China's Beidou system ready for Asia-Pacific service
Updated: 2012-10-16 03:15
BEIJING - A 16th satellite will be added to China's indigenous satellite navigation system, Beidou, within this month, paving the way for the network to provide services to the Asia-Pacific.
A report in the Beijing News on Monday quoted Guo Shuren, a core member of the China Satellite Navigation System's development team, as saying that the system is expected to start providing free services to civilian users in the Asia-Pacific region in the first half of 2013.
China has successfully launched five satellites for Beidou this year in an effort to eventually weave a constellation of 35 satellites by 2020, at which point it could rival the U.S. Global Positioning System (GPS) and Russia's Global Navigation Satellite System (GLONASS) for services around the Earth.
So far, the Beidou system has a total of 15 satellites, five in geostationary orbit, five in inclined geostationary orbit and five in medium Earth orbit, according to the management office.
Ran Chengqi, spokesman and director of the office, said in December last year that six more satellites will be launched in 2012 to further improve Beidou and expand its service area to cover most parts of the Asia-Pacific.
Since it started to function on a trial basis on December 27th, 2011, Beidou has been stable and its services have been increased and improved, said a spokesman of the office on September 19th after the successful launch of the 14th and 15th satellites.
The 16th will probably be launched in the last 10 days of October, according to the Beijing News report.
China started to build up its own space-based Positioning, Navigation and Timing (PNT) system in 2000 by launching the first satellite for an experimental version of the Beidou.
Beidou has since started providing licensed services for China's government and military users in transport, weather forecast, fishing, forestry, telecommunications, hydrological monitoring and mapping, according to the spokesman.

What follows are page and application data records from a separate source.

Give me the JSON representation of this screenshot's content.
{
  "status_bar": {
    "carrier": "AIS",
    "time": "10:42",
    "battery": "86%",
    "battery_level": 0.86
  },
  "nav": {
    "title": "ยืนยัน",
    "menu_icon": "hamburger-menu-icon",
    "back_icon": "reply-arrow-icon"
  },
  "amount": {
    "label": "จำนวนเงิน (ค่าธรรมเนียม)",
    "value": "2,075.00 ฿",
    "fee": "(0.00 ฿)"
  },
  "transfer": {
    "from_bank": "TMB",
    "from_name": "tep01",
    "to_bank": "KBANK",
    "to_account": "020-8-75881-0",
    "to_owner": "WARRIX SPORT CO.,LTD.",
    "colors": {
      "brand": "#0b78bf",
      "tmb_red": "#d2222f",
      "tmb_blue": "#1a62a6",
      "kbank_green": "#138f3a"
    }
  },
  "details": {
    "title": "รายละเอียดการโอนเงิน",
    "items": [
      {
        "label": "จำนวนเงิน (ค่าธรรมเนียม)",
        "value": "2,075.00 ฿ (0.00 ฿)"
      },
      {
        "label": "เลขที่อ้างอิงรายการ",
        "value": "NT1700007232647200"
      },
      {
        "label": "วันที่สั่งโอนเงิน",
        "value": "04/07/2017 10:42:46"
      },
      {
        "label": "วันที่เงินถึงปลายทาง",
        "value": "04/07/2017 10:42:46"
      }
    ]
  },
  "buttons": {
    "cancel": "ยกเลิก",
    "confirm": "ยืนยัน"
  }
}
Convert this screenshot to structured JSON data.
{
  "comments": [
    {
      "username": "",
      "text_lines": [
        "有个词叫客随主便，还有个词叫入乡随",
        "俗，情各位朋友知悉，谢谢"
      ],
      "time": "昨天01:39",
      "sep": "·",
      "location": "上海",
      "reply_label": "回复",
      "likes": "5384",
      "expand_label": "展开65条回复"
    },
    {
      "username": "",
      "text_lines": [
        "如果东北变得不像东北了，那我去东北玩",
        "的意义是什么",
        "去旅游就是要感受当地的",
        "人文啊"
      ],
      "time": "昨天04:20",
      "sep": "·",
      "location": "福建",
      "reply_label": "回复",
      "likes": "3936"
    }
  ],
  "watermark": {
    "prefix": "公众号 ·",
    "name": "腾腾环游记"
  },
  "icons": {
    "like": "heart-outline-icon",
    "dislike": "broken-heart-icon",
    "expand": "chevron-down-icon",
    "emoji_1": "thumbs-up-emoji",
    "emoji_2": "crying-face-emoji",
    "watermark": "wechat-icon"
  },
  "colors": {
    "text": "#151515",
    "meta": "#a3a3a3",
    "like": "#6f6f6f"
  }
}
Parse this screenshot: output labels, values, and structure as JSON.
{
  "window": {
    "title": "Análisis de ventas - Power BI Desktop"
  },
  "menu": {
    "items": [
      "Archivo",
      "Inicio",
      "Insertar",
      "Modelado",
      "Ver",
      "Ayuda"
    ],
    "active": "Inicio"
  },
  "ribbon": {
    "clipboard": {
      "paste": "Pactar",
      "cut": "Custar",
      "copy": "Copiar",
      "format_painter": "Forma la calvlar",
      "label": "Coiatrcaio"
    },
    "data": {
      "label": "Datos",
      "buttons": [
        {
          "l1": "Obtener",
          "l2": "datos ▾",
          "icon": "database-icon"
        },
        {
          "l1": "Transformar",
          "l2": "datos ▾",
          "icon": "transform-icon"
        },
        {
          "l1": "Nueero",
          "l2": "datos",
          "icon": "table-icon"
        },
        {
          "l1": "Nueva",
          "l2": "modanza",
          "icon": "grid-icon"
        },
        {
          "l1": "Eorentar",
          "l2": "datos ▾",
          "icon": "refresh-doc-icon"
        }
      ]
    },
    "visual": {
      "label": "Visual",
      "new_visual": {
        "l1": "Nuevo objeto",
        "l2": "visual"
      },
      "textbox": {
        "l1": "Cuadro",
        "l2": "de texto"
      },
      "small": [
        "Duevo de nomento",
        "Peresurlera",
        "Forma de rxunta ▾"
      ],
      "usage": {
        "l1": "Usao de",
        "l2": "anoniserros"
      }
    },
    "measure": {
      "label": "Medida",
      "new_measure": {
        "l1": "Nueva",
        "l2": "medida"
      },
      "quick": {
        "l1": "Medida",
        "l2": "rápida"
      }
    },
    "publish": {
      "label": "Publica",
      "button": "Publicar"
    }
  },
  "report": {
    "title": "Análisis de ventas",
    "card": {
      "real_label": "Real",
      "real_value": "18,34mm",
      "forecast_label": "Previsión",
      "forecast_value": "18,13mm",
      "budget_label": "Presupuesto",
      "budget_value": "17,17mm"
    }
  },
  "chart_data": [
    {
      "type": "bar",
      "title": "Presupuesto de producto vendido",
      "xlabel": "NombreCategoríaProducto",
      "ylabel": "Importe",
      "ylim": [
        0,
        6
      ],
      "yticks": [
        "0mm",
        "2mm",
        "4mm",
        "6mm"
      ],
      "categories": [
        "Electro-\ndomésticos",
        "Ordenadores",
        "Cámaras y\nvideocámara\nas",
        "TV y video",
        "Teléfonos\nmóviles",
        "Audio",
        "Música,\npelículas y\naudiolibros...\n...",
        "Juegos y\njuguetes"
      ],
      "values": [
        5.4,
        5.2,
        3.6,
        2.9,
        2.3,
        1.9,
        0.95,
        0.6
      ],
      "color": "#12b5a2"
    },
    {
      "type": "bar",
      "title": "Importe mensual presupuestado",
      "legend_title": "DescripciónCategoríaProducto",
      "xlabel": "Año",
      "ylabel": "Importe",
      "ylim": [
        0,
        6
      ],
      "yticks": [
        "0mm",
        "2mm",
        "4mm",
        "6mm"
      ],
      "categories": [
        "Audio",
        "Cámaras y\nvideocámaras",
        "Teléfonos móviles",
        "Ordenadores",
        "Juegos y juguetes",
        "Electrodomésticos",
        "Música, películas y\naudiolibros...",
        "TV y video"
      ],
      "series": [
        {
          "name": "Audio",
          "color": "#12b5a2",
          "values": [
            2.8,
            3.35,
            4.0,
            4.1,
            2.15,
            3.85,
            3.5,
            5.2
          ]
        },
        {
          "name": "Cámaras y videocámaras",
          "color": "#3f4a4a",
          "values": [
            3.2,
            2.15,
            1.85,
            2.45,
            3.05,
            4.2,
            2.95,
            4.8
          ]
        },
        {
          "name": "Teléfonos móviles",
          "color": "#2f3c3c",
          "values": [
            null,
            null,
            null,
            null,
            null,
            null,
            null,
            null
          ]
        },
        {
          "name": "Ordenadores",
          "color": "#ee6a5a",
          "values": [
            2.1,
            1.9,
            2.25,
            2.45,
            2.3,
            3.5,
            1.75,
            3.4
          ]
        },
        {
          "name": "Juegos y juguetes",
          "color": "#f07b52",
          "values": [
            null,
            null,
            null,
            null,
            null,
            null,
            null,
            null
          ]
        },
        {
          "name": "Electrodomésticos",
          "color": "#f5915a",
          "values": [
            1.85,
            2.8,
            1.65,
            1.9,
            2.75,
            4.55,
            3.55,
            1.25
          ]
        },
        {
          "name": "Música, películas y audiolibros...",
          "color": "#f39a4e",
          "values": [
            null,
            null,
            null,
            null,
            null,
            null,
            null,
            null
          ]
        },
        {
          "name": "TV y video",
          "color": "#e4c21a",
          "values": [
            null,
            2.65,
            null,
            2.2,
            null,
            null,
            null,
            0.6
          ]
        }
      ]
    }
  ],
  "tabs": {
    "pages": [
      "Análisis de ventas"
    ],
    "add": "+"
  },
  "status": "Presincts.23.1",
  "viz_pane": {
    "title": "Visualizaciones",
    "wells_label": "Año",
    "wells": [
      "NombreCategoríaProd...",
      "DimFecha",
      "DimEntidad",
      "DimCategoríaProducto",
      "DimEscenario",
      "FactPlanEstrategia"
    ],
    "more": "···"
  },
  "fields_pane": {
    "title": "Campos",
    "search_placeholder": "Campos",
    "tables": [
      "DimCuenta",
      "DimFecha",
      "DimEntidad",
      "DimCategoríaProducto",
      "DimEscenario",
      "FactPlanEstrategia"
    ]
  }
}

However, it is estimated that more than 95 percent of navigation terminals sold in China are GPS terminals.
To compete with foreign rivals, the Beidou terminal can communicate with the ground station by sending and receiving short messages, 120 Chinese characters in each, in addition to the navigation and timing functions that the world's other major navigation systems can provide.
During relief efforts after the 8.0-magnitude earthquake that hit China's southwest in 2008, the system's messaging role helped rescue teams keep smooth contact with each other and the headquarters.
According to the management office, Beidou's free service will be able to track locations within an accuracy of 10 meters, measure speeds within 0.2 meters per second and synchronize clocks with an accuracy of 10 nanoseconds.
Liao Chunfa, a veteran researcher of navigation satellite system, said the space-based PNT system is an essential strategic resource for a country and China should in no way rely on foreign systems in the long term and must develop Beidou unswervingly.
At the same time, Beidou is compatible and interoperable with GPS, the EU's Galileo system and Russia's GLONASS. According to Guo, Beidou's terminals for civilian users will be compatible with GPS.
"To ensure national security and meet the demand of access to services at any location on the planet, China should also develop alternative PNT systems as backups for the Beidou system," Liao suggested.